Review: Punkt's MP01 is the ultimate minimalist dumbphone

Punkt's MP01 is a minimal treat for people wanting a simple but flawless phone—and willing to pay top dollar for a few details done very well.

It's 4.5 inches long, .6 inches thick and 2 inches wide. It weighs 3.1 ounces, uses 2G GSM networks and is $295. Two-hundred and ninety-five American dollars. There's a 2-inch glass display, bluetooth and a USB charger. It gets about 20 days' standy on a charge, or about 4 hours of talk time. You can buy it in black, dark brown or white.

Jasper Morrison's is an excellent if not entirely harmonious design, with clean lines and clever angles that don't quite conceal its thickness. The front resembles a Braun ET 55 calculator, the back an electric shaver of similar vintage.

The Up / Down / Select buttons on the left take a minute to get used to for those accustomed to the directional pad that most dumbphones have, but it's ingenious, thoughtful work: it does everything you want it to without subtracting necessity or concealing complexity.

The Brick, a similar device designed by Art. Lebedev Studio, charms with its pixelated black and white look. Punkt adopts a similar mono aesthetic, but takes it in the other direction, with a 160 ppi-display, slim modernist type and a much more refined UI.

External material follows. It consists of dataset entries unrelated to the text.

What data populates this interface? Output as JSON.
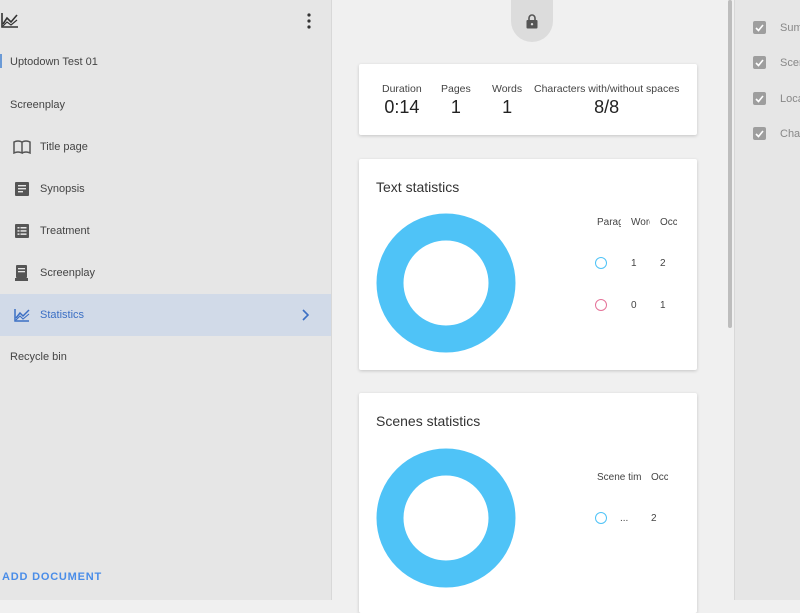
{
  "sidebar": {
    "document_title": "Uptodown Test 01",
    "section_title": "Screenplay",
    "items": [
      {
        "label": "Title page"
      },
      {
        "label": "Synopsis"
      },
      {
        "label": "Treatment"
      },
      {
        "label": "Screenplay"
      },
      {
        "label": "Statistics"
      }
    ],
    "recycle_bin": "Recycle bin",
    "add_document": "ADD DOCUMENT"
  },
  "summary": {
    "duration_label": "Duration",
    "duration_value": "0:14",
    "pages_label": "Pages",
    "pages_value": "1",
    "words_label": "Words",
    "words_value": "1",
    "chars_label": "Characters with/without spaces",
    "chars_value": "8/8"
  },
  "text_statistics": {
    "title": "Text statistics",
    "columns": [
      "Paragraph",
      "Words",
      "Occurrences"
    ],
    "rows": [
      {
        "marker_color": "#4fc3f7",
        "words": "1",
        "occurrences": "2"
      },
      {
        "marker_color": "#e57399",
        "words": "0",
        "occurrences": "1"
      }
    ],
    "donut_color": "#4fc3f7"
  },
  "scenes_statistics": {
    "title": "Scenes statistics",
    "columns": [
      "Scene time",
      "Occurrences"
    ],
    "rows": [
      {
        "marker_color": "#4fc3f7",
        "scene_time": "...",
        "occurrences": "2"
      }
    ],
    "donut_color": "#4fc3f7"
  },
  "right_panel": {
    "items": [
      {
        "label": "Summary"
      },
      {
        "label": "Scenes"
      },
      {
        "label": "Locations"
      },
      {
        "label": "Characters"
      }
    ]
  },
  "colors": {
    "accent": "#3b6fc4",
    "active_bg": "#d1dae8",
    "add_document": "#4a8de8"
  }
}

Simplicity—"digital detox"—is enforced by the lack of installable apps, but made pleasing by the cleanliness of the built-in ones. There are individual buttons to open the address book and the messaging programs. Both are perfect. You can set reminders and alarms and view a calendar. As with the Brick, these are frustratingly not hooked up to one another: you can't see or set reminders in the calendar. It's not a big problem, but it's a feature that seems like it should be there, and would be great to have.

The home screen shows the time, date, battery life, network connection, the next reminder and alarm time.

That's it: no Twitter and no Facebook, no music, no syncing. Within a couple of minutes you'll have learned and exhausted the Punkt's possibilities and be familiar with your new tool.

My favorite thing about it is the audio theme: birdcalls! They're all cleanly sampled and there's a surprisingly decent speaker tucked away somewhere, giving messages, calls and alarms an uncanny charm–so long as you like birds. A few basic rings and bleeps are offered too for those that don't. You can listen to them all on the website.

The predictive text is excellent: I found myself typing unexpectedly well for a keypad device and enjoying it to boot. With this thought in mind, I think a note-taking feature would enhance the MP01 without sullying its minimalist focus. (Reminders are limited to 200 characters). I'd like an MP3 player, too, but now I'm designing a different phone.

A note of caution: a 2G GSM handset, the MP01 seems to be effectively limited to T-Mobile in the US, the last carrier to maintain a compatible network (AT&T's is supposedly not yet dead, but I could not get a connection where I live.)

The MP01's functions should be deeper than they are, but this is nonetheless the minimalist handset for those willing to pay for it: more practical than Johns' Phone, more complete than the Brick, but with none of the mess or poor design of cheapo burners.

Punkt MP01 [Amazon]